## [EXERCISE DIRECTIONS]
Output the number of lines in the entries below with the string "불편함이" in them, and nothing further.
------------------------
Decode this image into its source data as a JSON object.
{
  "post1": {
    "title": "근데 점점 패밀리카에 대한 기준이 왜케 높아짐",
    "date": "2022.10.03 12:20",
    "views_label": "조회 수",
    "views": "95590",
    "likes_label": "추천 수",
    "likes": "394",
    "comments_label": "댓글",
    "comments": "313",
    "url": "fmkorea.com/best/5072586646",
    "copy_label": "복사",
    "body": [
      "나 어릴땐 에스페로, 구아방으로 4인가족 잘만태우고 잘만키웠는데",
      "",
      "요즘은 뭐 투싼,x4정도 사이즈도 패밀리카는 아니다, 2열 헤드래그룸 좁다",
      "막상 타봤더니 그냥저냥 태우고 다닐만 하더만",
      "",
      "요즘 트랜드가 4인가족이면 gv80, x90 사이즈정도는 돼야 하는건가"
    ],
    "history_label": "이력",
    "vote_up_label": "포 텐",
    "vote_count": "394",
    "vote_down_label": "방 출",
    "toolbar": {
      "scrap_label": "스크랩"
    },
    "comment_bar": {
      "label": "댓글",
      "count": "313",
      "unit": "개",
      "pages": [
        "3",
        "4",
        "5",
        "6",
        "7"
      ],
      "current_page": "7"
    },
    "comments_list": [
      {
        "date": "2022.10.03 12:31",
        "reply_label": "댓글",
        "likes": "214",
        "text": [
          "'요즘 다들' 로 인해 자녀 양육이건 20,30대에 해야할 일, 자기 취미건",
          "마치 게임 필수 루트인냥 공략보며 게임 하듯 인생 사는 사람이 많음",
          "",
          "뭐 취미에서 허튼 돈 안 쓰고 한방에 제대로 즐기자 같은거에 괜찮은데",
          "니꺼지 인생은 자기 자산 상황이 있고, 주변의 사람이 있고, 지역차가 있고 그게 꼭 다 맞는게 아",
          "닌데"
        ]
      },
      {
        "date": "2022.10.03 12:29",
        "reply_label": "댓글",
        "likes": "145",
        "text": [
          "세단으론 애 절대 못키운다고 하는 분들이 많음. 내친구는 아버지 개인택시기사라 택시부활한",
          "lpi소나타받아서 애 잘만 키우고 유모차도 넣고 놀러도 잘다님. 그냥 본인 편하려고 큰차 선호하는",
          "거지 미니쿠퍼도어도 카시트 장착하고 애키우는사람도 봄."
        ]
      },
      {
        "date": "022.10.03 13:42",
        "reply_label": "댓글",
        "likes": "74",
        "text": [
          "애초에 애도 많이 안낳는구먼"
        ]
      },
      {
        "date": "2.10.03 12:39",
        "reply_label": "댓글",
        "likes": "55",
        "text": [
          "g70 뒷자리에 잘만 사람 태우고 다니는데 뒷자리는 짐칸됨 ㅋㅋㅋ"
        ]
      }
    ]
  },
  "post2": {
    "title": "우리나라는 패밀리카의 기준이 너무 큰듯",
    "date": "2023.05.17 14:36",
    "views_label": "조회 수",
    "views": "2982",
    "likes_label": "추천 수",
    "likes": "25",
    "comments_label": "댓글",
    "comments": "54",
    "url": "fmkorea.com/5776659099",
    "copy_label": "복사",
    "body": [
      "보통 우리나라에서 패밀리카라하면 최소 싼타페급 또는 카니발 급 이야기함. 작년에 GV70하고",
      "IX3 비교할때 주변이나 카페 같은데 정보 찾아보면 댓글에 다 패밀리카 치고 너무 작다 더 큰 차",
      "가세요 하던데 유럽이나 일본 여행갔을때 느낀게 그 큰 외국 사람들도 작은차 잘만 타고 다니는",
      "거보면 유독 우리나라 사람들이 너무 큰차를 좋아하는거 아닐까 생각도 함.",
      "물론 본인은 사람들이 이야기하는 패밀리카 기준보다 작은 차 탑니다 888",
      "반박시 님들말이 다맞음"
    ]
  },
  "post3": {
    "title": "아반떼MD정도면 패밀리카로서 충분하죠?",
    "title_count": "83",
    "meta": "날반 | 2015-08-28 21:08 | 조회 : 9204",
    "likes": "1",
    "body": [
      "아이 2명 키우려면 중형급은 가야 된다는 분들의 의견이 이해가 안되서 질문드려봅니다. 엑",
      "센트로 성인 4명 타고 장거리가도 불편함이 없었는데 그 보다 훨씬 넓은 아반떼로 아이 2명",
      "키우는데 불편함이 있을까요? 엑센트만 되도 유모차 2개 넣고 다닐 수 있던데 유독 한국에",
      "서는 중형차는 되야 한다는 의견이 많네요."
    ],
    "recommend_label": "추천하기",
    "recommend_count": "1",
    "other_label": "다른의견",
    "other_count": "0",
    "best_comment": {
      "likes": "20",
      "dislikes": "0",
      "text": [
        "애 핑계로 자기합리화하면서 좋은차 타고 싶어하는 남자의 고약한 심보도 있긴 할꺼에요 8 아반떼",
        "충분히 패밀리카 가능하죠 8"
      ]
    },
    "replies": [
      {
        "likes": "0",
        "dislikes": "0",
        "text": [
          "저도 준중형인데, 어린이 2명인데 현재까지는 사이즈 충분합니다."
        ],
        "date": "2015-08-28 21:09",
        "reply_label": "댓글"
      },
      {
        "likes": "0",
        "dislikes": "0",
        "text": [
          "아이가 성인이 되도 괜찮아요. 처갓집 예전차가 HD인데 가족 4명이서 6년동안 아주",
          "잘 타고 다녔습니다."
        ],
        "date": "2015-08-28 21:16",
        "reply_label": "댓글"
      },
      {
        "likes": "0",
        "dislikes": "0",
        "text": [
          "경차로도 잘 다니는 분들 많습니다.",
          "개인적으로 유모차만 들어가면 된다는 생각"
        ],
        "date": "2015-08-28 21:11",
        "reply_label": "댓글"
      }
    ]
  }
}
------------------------
## [SOLVED EXERCISE]
2